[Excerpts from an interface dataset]
□ □ □
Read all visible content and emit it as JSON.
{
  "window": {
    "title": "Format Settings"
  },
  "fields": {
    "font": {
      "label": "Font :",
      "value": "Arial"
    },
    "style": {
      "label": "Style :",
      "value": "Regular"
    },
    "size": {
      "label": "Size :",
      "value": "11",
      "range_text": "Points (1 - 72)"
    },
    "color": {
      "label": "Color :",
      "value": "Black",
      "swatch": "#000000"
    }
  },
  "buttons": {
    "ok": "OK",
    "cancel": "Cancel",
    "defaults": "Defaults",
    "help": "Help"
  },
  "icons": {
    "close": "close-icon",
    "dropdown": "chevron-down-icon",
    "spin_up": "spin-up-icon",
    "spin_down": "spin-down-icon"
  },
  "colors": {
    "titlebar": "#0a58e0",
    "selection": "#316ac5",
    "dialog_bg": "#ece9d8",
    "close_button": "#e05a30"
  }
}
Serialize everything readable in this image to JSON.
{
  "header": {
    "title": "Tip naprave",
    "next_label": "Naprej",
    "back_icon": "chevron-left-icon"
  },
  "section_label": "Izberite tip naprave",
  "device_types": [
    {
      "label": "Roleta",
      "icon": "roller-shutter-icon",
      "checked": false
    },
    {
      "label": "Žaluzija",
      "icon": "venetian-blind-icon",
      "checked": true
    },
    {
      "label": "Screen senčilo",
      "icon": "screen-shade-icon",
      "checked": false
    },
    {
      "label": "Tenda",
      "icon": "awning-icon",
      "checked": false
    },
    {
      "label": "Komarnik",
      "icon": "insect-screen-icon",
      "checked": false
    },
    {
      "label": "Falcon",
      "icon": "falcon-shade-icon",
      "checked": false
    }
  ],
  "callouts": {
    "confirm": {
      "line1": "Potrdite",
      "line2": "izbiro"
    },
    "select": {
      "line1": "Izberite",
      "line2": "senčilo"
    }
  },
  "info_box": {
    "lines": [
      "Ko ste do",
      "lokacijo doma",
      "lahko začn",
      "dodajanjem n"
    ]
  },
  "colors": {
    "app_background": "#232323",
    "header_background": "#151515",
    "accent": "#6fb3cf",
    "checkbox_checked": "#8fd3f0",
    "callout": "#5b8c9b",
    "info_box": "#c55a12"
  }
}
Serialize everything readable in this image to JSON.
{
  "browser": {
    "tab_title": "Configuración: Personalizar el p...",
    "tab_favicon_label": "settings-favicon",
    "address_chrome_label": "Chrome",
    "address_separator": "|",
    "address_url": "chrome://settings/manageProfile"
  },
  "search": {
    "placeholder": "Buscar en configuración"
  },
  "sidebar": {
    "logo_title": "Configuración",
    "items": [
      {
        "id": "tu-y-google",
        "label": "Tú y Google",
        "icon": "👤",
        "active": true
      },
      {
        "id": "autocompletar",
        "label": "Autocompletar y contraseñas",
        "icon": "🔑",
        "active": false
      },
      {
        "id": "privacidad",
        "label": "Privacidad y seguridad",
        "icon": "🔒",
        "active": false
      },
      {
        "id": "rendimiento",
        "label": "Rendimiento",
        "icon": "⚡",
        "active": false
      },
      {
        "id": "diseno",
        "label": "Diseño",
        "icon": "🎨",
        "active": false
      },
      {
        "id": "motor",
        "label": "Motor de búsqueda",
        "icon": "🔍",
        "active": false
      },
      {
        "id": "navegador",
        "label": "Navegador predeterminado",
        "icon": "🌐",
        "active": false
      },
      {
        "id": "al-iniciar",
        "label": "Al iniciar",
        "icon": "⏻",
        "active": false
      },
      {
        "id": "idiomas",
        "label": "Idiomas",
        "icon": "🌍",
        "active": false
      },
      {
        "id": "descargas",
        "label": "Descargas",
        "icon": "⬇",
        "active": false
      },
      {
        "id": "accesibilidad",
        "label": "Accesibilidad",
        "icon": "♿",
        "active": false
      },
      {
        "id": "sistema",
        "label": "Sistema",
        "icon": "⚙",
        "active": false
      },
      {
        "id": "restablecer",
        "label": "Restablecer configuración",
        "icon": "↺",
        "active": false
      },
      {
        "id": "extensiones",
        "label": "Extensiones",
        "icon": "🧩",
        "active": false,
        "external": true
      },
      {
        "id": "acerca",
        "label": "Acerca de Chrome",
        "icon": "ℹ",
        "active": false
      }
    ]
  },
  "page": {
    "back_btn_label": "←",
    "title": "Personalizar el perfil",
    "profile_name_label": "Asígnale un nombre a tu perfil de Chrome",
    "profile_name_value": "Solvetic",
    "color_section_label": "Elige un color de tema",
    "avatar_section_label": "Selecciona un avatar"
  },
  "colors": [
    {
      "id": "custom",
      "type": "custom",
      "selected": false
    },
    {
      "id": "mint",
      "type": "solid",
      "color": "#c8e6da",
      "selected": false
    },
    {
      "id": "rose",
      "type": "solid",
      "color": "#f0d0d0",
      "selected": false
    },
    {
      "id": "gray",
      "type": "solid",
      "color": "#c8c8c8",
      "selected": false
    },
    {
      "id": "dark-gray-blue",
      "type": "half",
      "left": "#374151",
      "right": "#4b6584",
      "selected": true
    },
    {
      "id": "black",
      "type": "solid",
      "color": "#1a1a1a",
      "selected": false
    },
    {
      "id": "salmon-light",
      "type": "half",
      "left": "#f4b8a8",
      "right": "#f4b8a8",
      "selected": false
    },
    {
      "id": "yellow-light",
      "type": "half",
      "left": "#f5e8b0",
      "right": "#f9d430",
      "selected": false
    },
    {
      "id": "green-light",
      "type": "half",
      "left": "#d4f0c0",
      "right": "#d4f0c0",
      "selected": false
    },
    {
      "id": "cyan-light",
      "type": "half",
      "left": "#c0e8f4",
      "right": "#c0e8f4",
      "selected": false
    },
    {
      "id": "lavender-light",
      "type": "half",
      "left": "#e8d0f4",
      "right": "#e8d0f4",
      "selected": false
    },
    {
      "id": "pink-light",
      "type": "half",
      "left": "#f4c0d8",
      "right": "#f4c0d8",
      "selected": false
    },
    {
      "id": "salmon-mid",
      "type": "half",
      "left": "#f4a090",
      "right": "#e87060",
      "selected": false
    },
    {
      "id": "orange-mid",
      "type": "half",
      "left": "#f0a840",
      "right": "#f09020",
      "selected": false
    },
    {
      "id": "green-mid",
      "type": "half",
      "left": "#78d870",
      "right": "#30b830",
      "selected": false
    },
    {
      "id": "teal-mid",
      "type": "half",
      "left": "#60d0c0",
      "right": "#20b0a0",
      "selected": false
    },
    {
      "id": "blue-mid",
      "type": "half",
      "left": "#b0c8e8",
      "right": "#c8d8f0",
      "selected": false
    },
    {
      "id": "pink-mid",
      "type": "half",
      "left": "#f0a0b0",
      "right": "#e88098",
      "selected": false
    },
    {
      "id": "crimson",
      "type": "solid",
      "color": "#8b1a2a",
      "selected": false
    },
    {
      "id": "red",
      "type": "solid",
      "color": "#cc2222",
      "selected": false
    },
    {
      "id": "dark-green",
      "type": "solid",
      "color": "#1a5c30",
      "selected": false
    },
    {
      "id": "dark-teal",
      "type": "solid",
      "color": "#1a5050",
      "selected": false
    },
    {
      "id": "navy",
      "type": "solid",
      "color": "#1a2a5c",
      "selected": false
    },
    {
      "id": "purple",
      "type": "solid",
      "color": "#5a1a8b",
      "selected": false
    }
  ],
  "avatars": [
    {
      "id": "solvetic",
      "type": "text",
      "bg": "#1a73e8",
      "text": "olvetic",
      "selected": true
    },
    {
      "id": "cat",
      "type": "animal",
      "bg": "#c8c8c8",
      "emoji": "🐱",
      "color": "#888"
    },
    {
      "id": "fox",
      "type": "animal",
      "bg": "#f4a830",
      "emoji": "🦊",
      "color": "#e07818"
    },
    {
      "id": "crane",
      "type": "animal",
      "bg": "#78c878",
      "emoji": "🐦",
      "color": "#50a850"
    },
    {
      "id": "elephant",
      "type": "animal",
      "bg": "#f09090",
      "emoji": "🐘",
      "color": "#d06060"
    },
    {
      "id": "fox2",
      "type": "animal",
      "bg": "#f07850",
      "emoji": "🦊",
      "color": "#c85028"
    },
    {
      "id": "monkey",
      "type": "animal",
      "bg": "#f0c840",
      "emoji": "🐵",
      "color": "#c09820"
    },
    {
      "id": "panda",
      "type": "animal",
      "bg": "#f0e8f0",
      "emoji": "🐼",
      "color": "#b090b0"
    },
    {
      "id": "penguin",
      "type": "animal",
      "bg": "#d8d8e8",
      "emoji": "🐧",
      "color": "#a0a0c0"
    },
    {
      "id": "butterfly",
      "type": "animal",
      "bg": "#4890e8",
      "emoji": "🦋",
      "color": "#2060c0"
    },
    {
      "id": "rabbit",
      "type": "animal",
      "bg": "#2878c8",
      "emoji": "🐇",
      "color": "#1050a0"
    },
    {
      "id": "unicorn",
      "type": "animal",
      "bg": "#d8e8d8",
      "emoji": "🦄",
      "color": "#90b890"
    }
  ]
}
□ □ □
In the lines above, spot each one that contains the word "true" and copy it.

**Answer for this exercise**.
      "checked": true
        "active": true
        "external": true
      "selected": true
      "selected": true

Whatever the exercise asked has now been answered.